5 min read

DFS: Cash Contest Selection

It's easy to think you're going to be profitable in DFS, but actually making money long-term is a lot more difficult than it seems.

Think of it like a carnival game. If you're going to win any of the prizes, then you better figure out the right strategies. Otherwise, you can kiss that money goodbye. Lucky for you, you’re taking a step in the right direction familiarizing yourself with contest selection. When browsing the lobby for cash games, you want to search for contests labeled as 50/50s, head-to-heads, and double-ups.

Below we will discuss what to expect and how you should approach the three games.

Contest Selection


A 50/50 contest is easy to understand, because it’s all in the name: there is a 50/50 chance of winning. Unlike tournaments, cash games have no tiers where the top half gets significantly more money than everyone else who is placing. It will all be distributed evenly.

For example, say there are 100 people who enter a contest for $10. That means the top 50 winners will get $18. This is because DFS websites need to make money too and will do so through a term called “rake”. DraftKings and FanDuel take a 10% rake for themselves out of your buy-in and leave winners with a 90% profit. 

To give yourself an advantage long-term, I'd recommend looking for a single entry 50/50 with a field size above 1,000. Why is that? Because the more people that are in a contest, the more it will increase your odds of not as many experienced players competing in the field. Not to forget to mention it’s easier to finish in the top 500 out of 1,000, compared to finishing in the top 5 out of 10. It will also lesses the chances for those to win on pure dumb luck and heightens the opportunity for you to win on skill and a well-constructed roster.

One single entry is good because less variance is always better for cash games and making things more predictable! You don’t want the same people to enter multiple lineups with several outcomes. We want people to be chalky (definition of “chalk” found in Daily Fantasy Football Tournament 101 - The 33rd Team) and have the same high-rostered players.


Just like the name suggests, head-to-heads have you competing against only one other DFS player. You can either look for these contests in the lobby or set one up for yourself to have someone else compete against you. The payout is the same as 50/50’s with the 10% rake, except it's either you or the other person competing to be the sole winner. For example, in a $5 head-to-head contest, the winner would likely take home $9.

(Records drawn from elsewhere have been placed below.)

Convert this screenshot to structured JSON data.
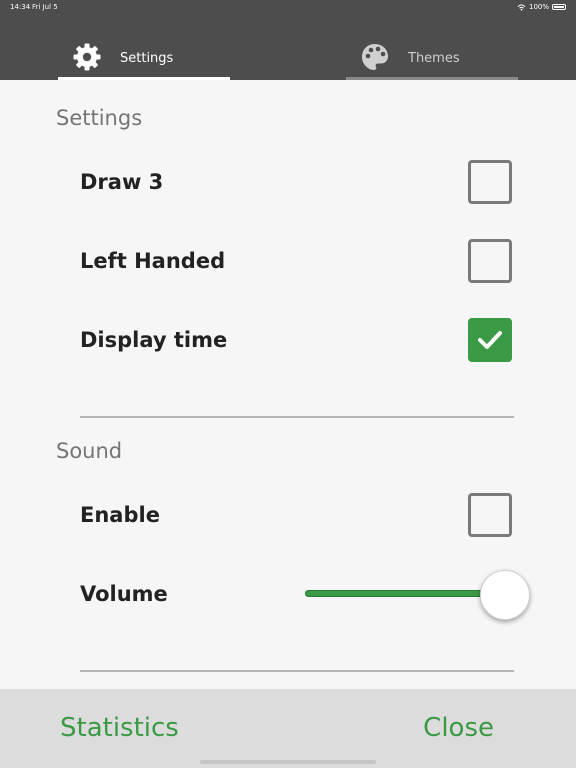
{
  "status_bar": {
    "time": "14:34",
    "date": "Fri Jul 5",
    "battery": "100%",
    "battery_level": 1.0,
    "icons": [
      "wifi-icon",
      "battery-icon"
    ]
  },
  "tabs": [
    {
      "label": "Settings",
      "icon": "gear-icon",
      "selected": true
    },
    {
      "label": "Themes",
      "icon": "palette-icon",
      "selected": false
    }
  ],
  "sections": {
    "settings": {
      "title": "Settings",
      "rows": [
        {
          "label": "Draw 3",
          "checked": false
        },
        {
          "label": "Left Handed",
          "checked": false
        },
        {
          "label": "Display time",
          "checked": true
        }
      ]
    },
    "sound": {
      "title": "Sound",
      "enable": {
        "label": "Enable",
        "checked": false
      },
      "volume": {
        "label": "Volume",
        "value": 1.0
      }
    }
  },
  "footer": {
    "statistics": "Statistics",
    "close": "Close"
  },
  "colors": {
    "header": "#4d4d4d",
    "accent": "#3b9a46",
    "background": "#f6f6f6",
    "footer": "#dcdcdc"
  }
}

One way I like to get an advantage here is to compete against people who have head-to-heads posted without an experience badge next to their name. I prefer to seek out these contests rather than post one for someone to pick up, because well-versed DFS players known as “sharks” can come in and prey on the inexperienced players. Another fun way to win head-to-heads and keep it interesting is to ask your friends if they’d like to compete against you. That way, you know your competition and their experience level. The friendly banter is half the reason we love football anyway, so it can help make it more fun to play DFS on a weekly basis.


Common theme here, but all these contests have appropriate names with how the game is played. In double-ups, you are doubling the amount of money as your buy-in when placing in the top 43.5% of the contest; a little weird compared to 50/50’s where it’s the top 50%. In double-ups, DraftKings and FanDuel add an extra person or two to make sure everybody gets an even dollar amount. So, if you play in an 11-man contest for $50 and finish within the top 5, you will make $100 total because of the 10% rake. My approach to double-ups can basically be viewed the same way as I do 50/50s. Single-entry contests with larger fields help you here, as well, so you can eliminate variance. They are very similar: only the payout structure is different.


While some may say cash games are dead and ask, "why should I put so much effort into these types of contests to only double my money?" I say, let’s make cash games cool again to help keep our bankroll plenty and allow us to play with recycled money each week.

Work smarter and not harder, people.

Not only will cash games make you a better player for tournaments, but they also will help make you money. Once you master cash games and become comfortable competing, then you will gain a better understanding of how to strategize between cash and tournaments.

You will, therefore, ultimately become a better DFS player over time.